Dear Dr. Boli: As my esteemed doctor, I would like to ask you your opinion on the subject of illness. What is its purpose? I philosophically muse. Oh Dr. Boli, tell me, is its purpose to make me feel like a blob or give me a hearty dose of “Briggishness?” Please let me know, so I can decide to succumb solely to blobishness or Briggishness or neither. I hang on your lips! —Sincerely, Miss J. Austen.

Dear Madam: First of all, it should be remembered that Dr. Boli is not a practicing medical doctor, although he does hold a doctorate in chiropractic that he found at a garage sale. Nevertheless, since your question appears to be more philosophical than medical in nature, he will attempt to answer it as a philosopher. It seems to him that you approach the problem of illness from a rather narrow and self-centered perspective. It is a truth universally acknowledged that what you call illness is what countless millions of bacteria call a swell time. You should be glad that you, who are only one woman, can, at the cost of a little inconvenience to yourself, create happiness for millions.

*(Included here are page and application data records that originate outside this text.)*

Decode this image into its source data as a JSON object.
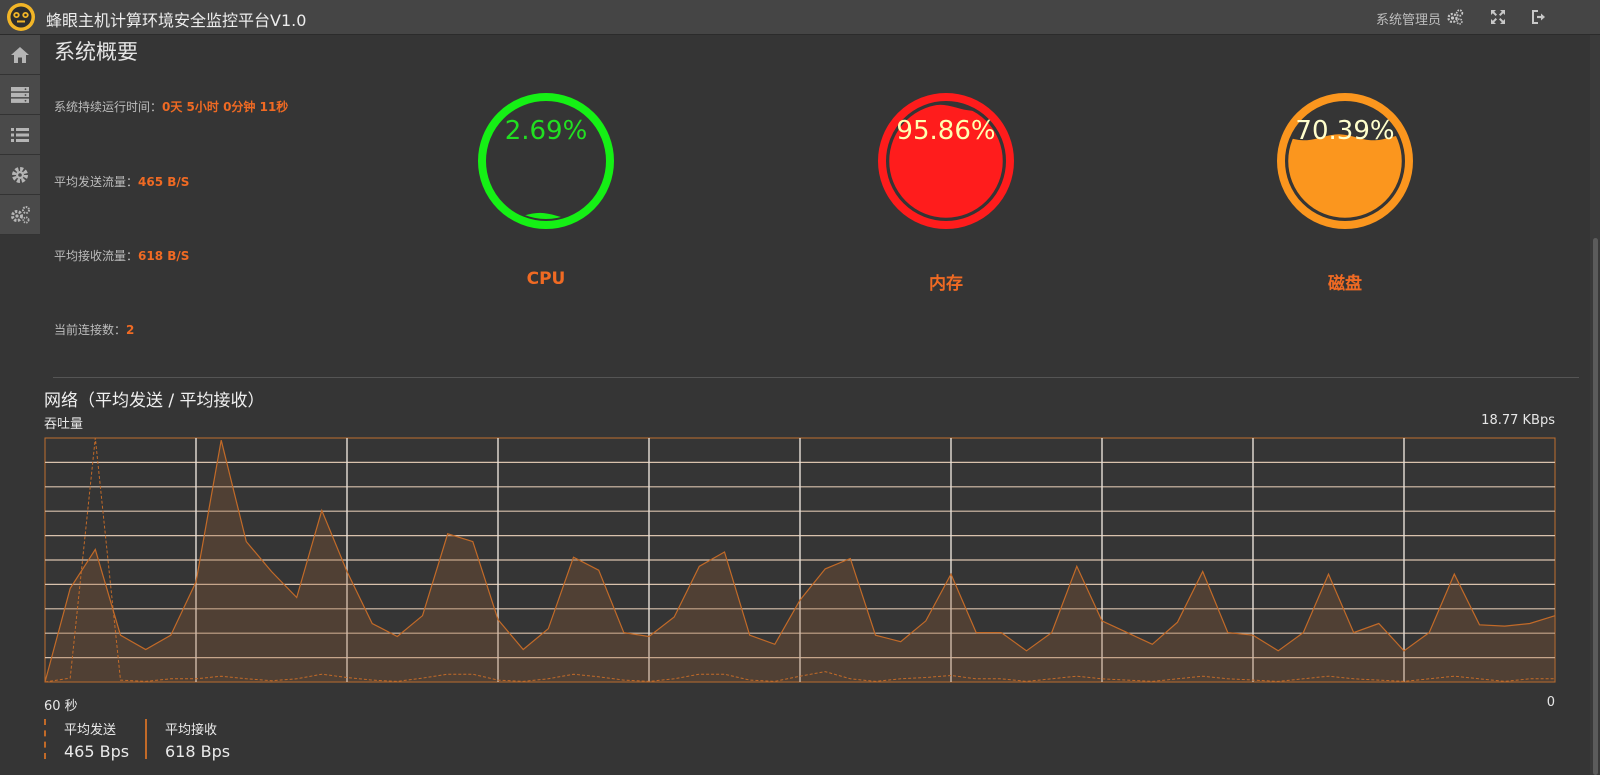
{
  "header": {
    "title": "蜂眼主机计算环境安全监控平台V1.0",
    "user": "系统管理员",
    "icons": [
      "settings-icon",
      "fullscreen-icon",
      "logout-icon"
    ]
  },
  "sidebar": {
    "items": [
      {
        "icon": "home-icon"
      },
      {
        "icon": "server-icon"
      },
      {
        "icon": "list-icon"
      },
      {
        "icon": "gear-icon"
      },
      {
        "icon": "gears-icon"
      }
    ]
  },
  "overview": {
    "title": "系统概要",
    "uptime_label": "系统持续运行时间：",
    "uptime_value": "0天 5小时 0分钟 11秒",
    "avg_send_label": "平均发送流量：",
    "avg_send_value": "465 B/S",
    "avg_recv_label": "平均接收流量：",
    "avg_recv_value": "618 B/S",
    "connections_label": "当前连接数：",
    "connections_value": "2"
  },
  "gauges": [
    {
      "label": "CPU",
      "percent_text": "2.69%",
      "value": 0.0269,
      "color": "#15f015",
      "text_color": "#21e021"
    },
    {
      "label": "内存",
      "percent_text": "95.86%",
      "value": 0.9586,
      "color": "#ff1c1c",
      "text_color": "#ffffb0"
    },
    {
      "label": "磁盘",
      "percent_text": "70.39%",
      "value": 0.7039,
      "color": "#fb961e",
      "text_color": "#ffffcc"
    }
  ],
  "network": {
    "title": "网络（平均发送 / 平均接收）",
    "subtitle": "吞吐量",
    "max_label": "18.77 KBps",
    "x_left_label": "60 秒",
    "x_right_label": "0",
    "legend": [
      {
        "name": "平均发送",
        "value": "465 Bps"
      },
      {
        "name": "平均接收",
        "value": "618 Bps"
      }
    ]
  },
  "chart_data": {
    "type": "area",
    "title": "网络（平均发送 / 平均接收）",
    "ylabel": "吞吐量",
    "ylim": [
      0,
      18.77
    ],
    "y_unit": "KBps",
    "x_range_seconds": [
      60,
      0
    ],
    "series": [
      {
        "name": "平均接收",
        "style": "solid-area",
        "values": [
          0,
          7.2,
          10.2,
          3.6,
          2.5,
          3.6,
          7.7,
          18.6,
          10.8,
          8.5,
          6.5,
          13.2,
          8.5,
          4.5,
          3.5,
          5.1,
          11.4,
          10.8,
          4.8,
          2.5,
          4.1,
          9.6,
          8.6,
          3.8,
          3.5,
          5.0,
          8.9,
          10.0,
          3.6,
          2.9,
          6.3,
          8.7,
          9.5,
          3.6,
          3.1,
          4.7,
          8.3,
          3.8,
          3.8,
          2.4,
          3.8,
          8.9,
          4.7,
          3.8,
          2.9,
          4.6,
          8.5,
          3.8,
          3.6,
          2.4,
          3.8,
          8.3,
          3.8,
          4.5,
          2.4,
          3.8,
          8.3,
          4.4,
          4.3,
          4.5,
          5.1
        ]
      },
      {
        "name": "平均发送",
        "style": "dashed",
        "values": [
          0,
          0.3,
          18.77,
          0.15,
          0.05,
          0.25,
          0.25,
          0.45,
          0.25,
          0.1,
          0.25,
          0.6,
          0.35,
          0.15,
          0.05,
          0.3,
          0.6,
          0.6,
          0.15,
          0.05,
          0.25,
          0.6,
          0.4,
          0.15,
          0.05,
          0.25,
          0.6,
          0.6,
          0.15,
          0.05,
          0.45,
          0.8,
          0.25,
          0.05,
          0.25,
          0.35,
          0.5,
          0.25,
          0.25,
          0.05,
          0.25,
          0.45,
          0.25,
          0.15,
          0.05,
          0.25,
          0.45,
          0.25,
          0.15,
          0.05,
          0.25,
          0.45,
          0.25,
          0.15,
          0.05,
          0.25,
          0.45,
          0.25,
          0.05,
          0.25,
          0.25
        ]
      }
    ],
    "grid": true,
    "grid_rows": 10,
    "grid_cols": 10
  }
}
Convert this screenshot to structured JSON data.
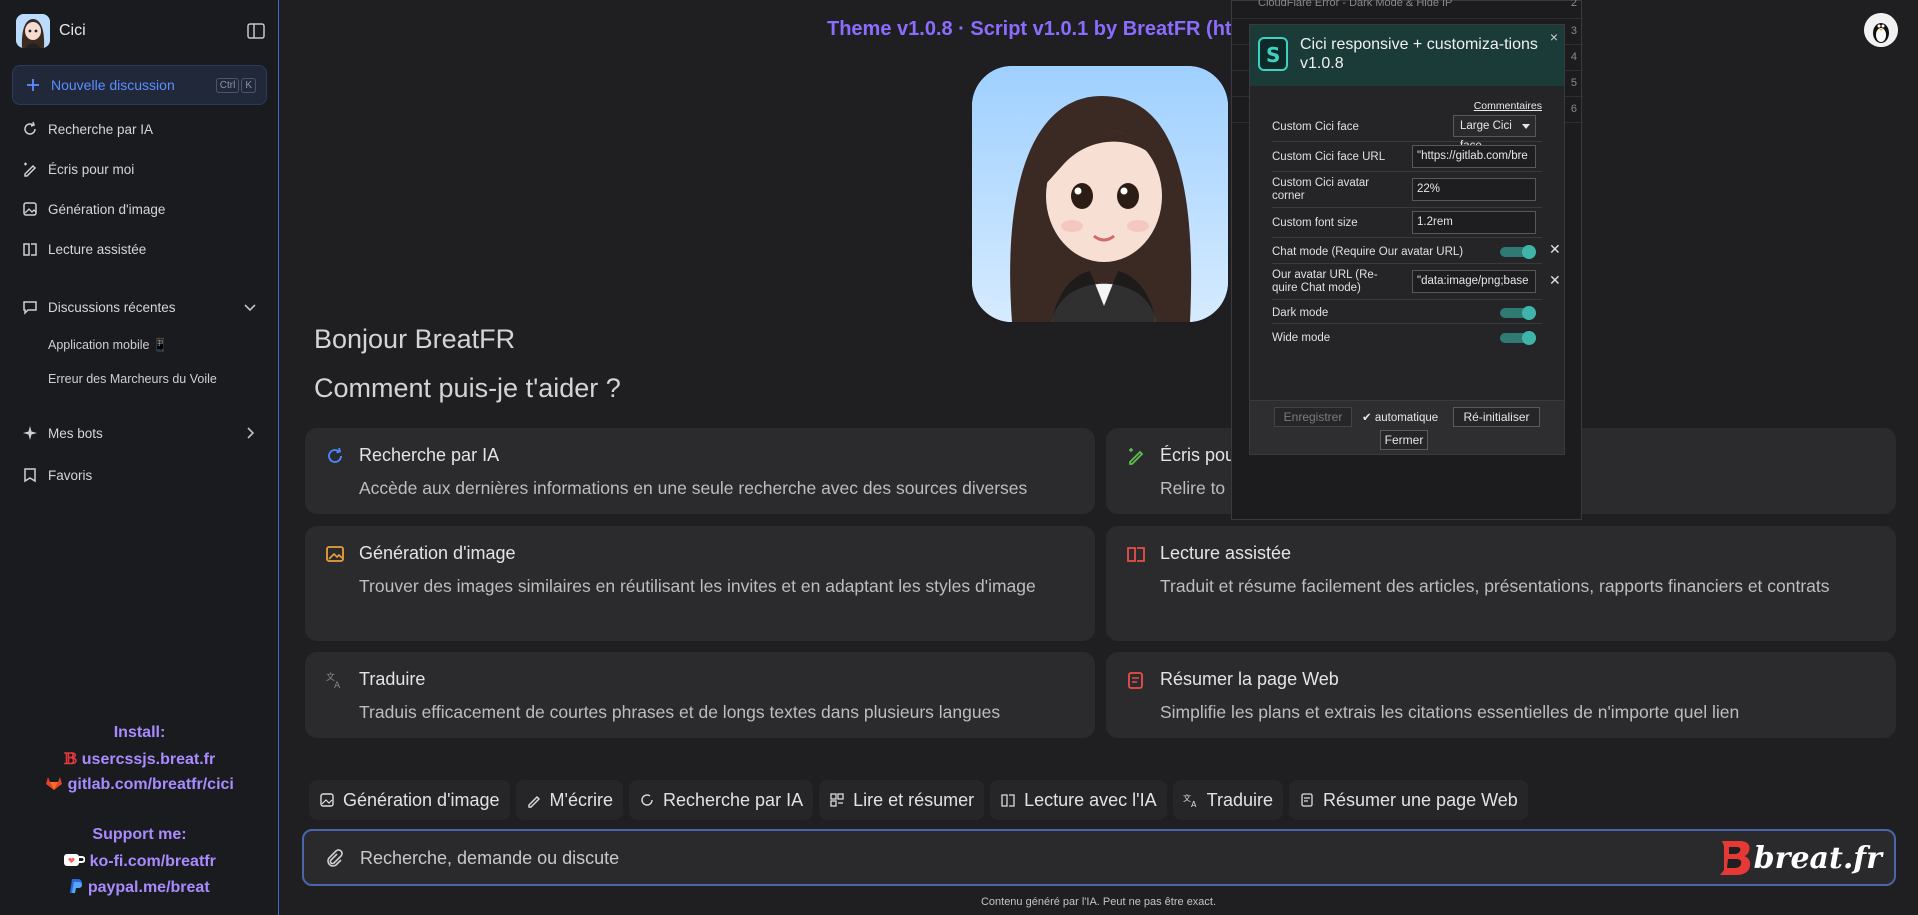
{
  "sidebar": {
    "app_title": "Cici",
    "new_discussion": "Nouvelle discussion",
    "shortcut": [
      "Ctrl",
      "K"
    ],
    "items": [
      {
        "label": "Recherche par IA",
        "icon": "search-ai-icon"
      },
      {
        "label": "Écris pour moi",
        "icon": "pen-icon"
      },
      {
        "label": "Génération d'image",
        "icon": "image-icon"
      },
      {
        "label": "Lecture assistée",
        "icon": "book-icon"
      }
    ],
    "recent": {
      "label": "Discussions récentes",
      "items": [
        "Application mobile 📱",
        "Erreur des Marcheurs du Voile"
      ]
    },
    "bots": "Mes bots",
    "favorites": "Favoris",
    "install_label": "Install:",
    "install_links": [
      "usercssjs.breat.fr",
      "gitlab.com/breatfr/cici"
    ],
    "support_label": "Support me:",
    "support_links": [
      "ko-fi.com/breatfr",
      "paypal.me/breat"
    ]
  },
  "header": {
    "title": "Theme v1.0.8 · Script v1.0.1 by BreatFR (ht"
  },
  "main": {
    "greeting": "Bonjour BreatFR",
    "question": "Comment puis-je t'aider ?",
    "cards": [
      {
        "title": "Recherche par IA",
        "desc": "Accède aux dernières informations en une seule recherche avec des sources diverses",
        "color": "#4a8cff"
      },
      {
        "title": "Écris pou",
        "desc": "Relire to",
        "color": "#5cc04a"
      },
      {
        "title": "Génération d'image",
        "desc": "Trouver des images similaires en réutilisant les invites et en adaptant les styles d'image",
        "color": "#e8a13a"
      },
      {
        "title": "Lecture assistée",
        "desc": "Traduit et résume facilement des articles, présentations, rapports financiers et contrats",
        "color": "#e8504a"
      },
      {
        "title": "Traduire",
        "desc": "Traduis efficacement de courtes phrases et de longs textes dans plusieurs langues",
        "color": "#8a8a8e"
      },
      {
        "title": "Résumer la page Web",
        "desc": "Simplifie les plans et extrais les citations essentielles de n'importe quel lien",
        "color": "#e8504a"
      }
    ],
    "chips": [
      "Génération d'image",
      "M'écrire",
      "Recherche par IA",
      "Lire et résumer",
      "Lecture avec l'IA",
      "Traduire",
      "Résumer une page Web"
    ],
    "input_placeholder": "Recherche, demande ou discute",
    "brand": "breat.fr",
    "footer": "Contenu généré par l'IA. Peut ne pas être exact."
  },
  "background_panel": {
    "rows": [
      "CloudFlare Error - Dark Mode & Hide IP",
      "",
      "",
      "",
      "",
      ""
    ],
    "numbers": [
      "2",
      "3",
      "4",
      "5",
      "6"
    ]
  },
  "dialog": {
    "title": "Cici responsive + customiza-tions v1.0.8",
    "close": "×",
    "comments": "Commentaires",
    "fields": {
      "face": {
        "label": "Custom Cici face",
        "value": "Large Cici face"
      },
      "face_url": {
        "label": "Custom Cici face URL",
        "value": "\"https://gitlab.com/bre"
      },
      "corner": {
        "label": "Custom Cici avatar corner",
        "value": "22%"
      },
      "font": {
        "label": "Custom font size",
        "value": "1.2rem"
      },
      "chat": {
        "label": "Chat mode (Require Our avatar URL)"
      },
      "our_avatar": {
        "label": "Our avatar URL (Re-quire Chat mode)",
        "value": "\"data:image/png;base"
      },
      "dark": {
        "label": "Dark mode"
      },
      "wide": {
        "label": "Wide mode"
      }
    },
    "buttons": {
      "save": "Enregistrer",
      "auto": "automatique",
      "reset": "Ré-initialiser",
      "close": "Fermer"
    }
  }
}
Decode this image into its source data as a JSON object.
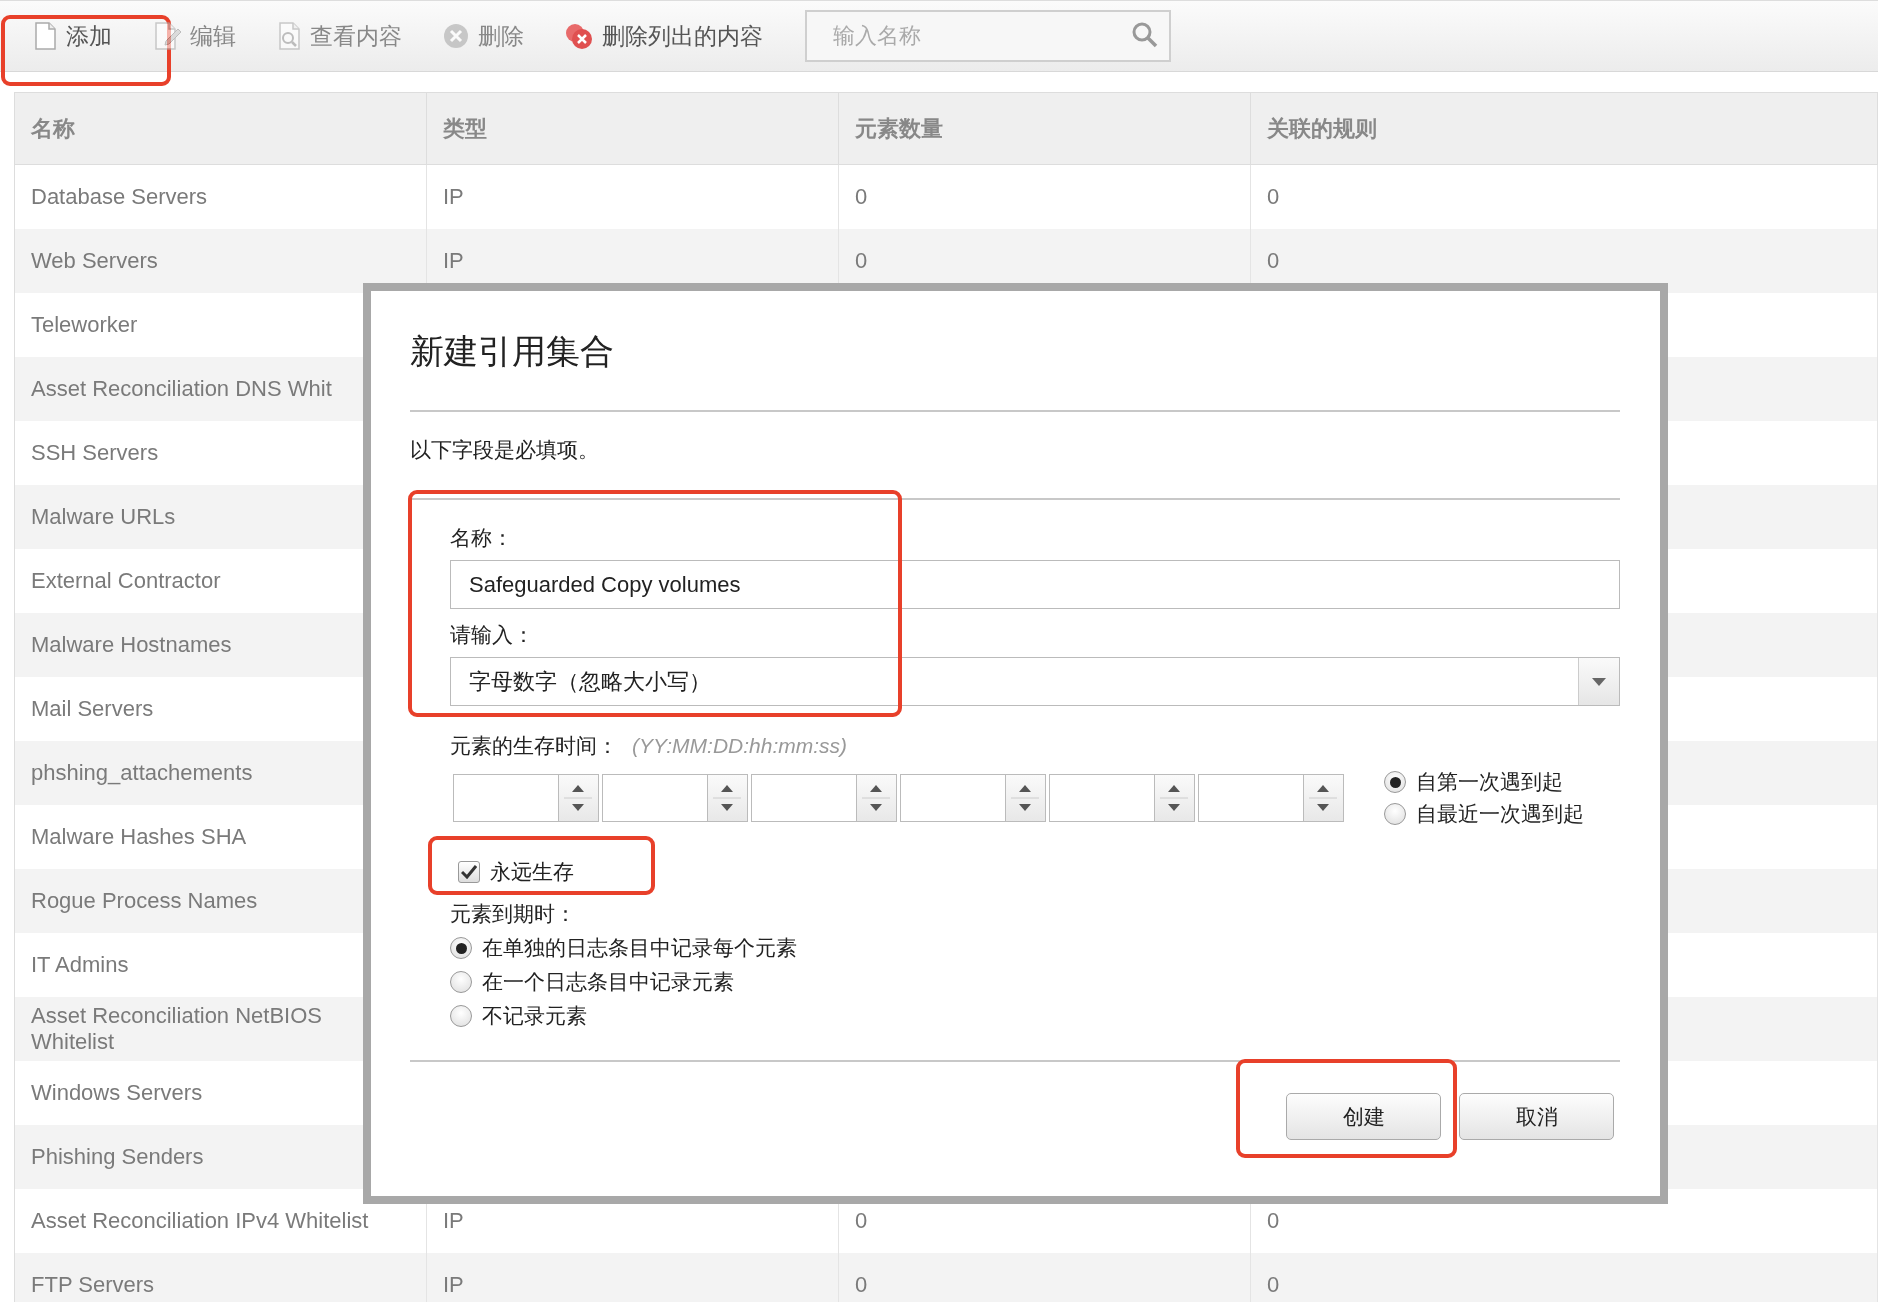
{
  "toolbar": [
    {
      "kind": "add",
      "label": "添加",
      "disabled": false,
      "highlighted": true
    },
    {
      "kind": "edit",
      "label": "编辑",
      "disabled": true,
      "highlighted": false
    },
    {
      "kind": "view",
      "label": "查看内容",
      "disabled": true,
      "highlighted": false
    },
    {
      "kind": "delete",
      "label": "删除",
      "disabled": true,
      "highlighted": false
    },
    {
      "kind": "delete_listed",
      "label": "删除列出的内容",
      "disabled": false,
      "highlighted": false
    }
  ],
  "search": {
    "placeholder": "输入名称"
  },
  "table": {
    "columns": [
      "名称",
      "类型",
      "元素数量",
      "关联的规则"
    ],
    "rows": [
      {
        "name": "Database Servers",
        "type": "IP",
        "count": "0",
        "rules": "0"
      },
      {
        "name": "Web Servers",
        "type": "IP",
        "count": "0",
        "rules": "0"
      },
      {
        "name": "Teleworker"
      },
      {
        "name": "Asset Reconciliation DNS Whit"
      },
      {
        "name": "SSH Servers"
      },
      {
        "name": "Malware URLs"
      },
      {
        "name": "External Contractor"
      },
      {
        "name": "Malware Hostnames"
      },
      {
        "name": "Mail Servers"
      },
      {
        "name": "phshing_attachements"
      },
      {
        "name": "Malware Hashes SHA"
      },
      {
        "name": "Rogue Process Names"
      },
      {
        "name": "IT Admins"
      },
      {
        "name": "Asset Reconciliation NetBIOS Whitelist"
      },
      {
        "name": "Windows Servers"
      },
      {
        "name": "Phishing Senders"
      },
      {
        "name": "Asset Reconciliation IPv4 Whitelist",
        "type": "IP",
        "count": "0",
        "rules": "0"
      },
      {
        "name": "FTP Servers",
        "type": "IP",
        "count": "0",
        "rules": "0"
      }
    ]
  },
  "dialog": {
    "title": "新建引用集合",
    "required_note": "以下字段是必填项。",
    "fields_highlighted": true,
    "fields": [
      {
        "kind": "text",
        "label": "名称：",
        "value": "Safeguarded Copy volumes"
      },
      {
        "kind": "select",
        "label": "请输入：",
        "value": "字母数字（忽略大小写）"
      }
    ],
    "lifetime": {
      "label": "元素的生存时间：",
      "hint": "(YY:MM:DD:hh:mm:ss)",
      "spinners": [
        {
          "kind": "spinner"
        },
        {
          "kind": "spinner"
        },
        {
          "kind": "spinner"
        },
        {
          "kind": "spinner"
        },
        {
          "kind": "spinner"
        },
        {
          "kind": "spinner"
        }
      ],
      "start_options": [
        {
          "label": "自第一次遇到起",
          "selected": true
        },
        {
          "label": "自最近一次遇到起",
          "selected": false
        }
      ]
    },
    "forever": {
      "label": "永远生存",
      "checked": true,
      "highlighted": true
    },
    "expiry": {
      "label": "元素到期时：",
      "options": [
        {
          "label": "在单独的日志条目中记录每个元素",
          "selected": true
        },
        {
          "label": "在一个日志条目中记录元素",
          "selected": false
        },
        {
          "label": "不记录元素",
          "selected": false
        }
      ]
    },
    "buttons": [
      {
        "label": "创建",
        "highlighted": true
      },
      {
        "label": "取消",
        "highlighted": false
      }
    ]
  }
}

If, however, you desire to evade that responsibility in the future, you may wish to be a little more cautious than you have been. It seems to Dr. Boli that your habit of hanging indiscriminately on the lips of strangers may have something to do with your susceptibility to illness. There is of course no danger from Dr. Boli, who has his lips professionally sterilized every morning; but he cannot vouch for anyone else whose lips you might be dangling from.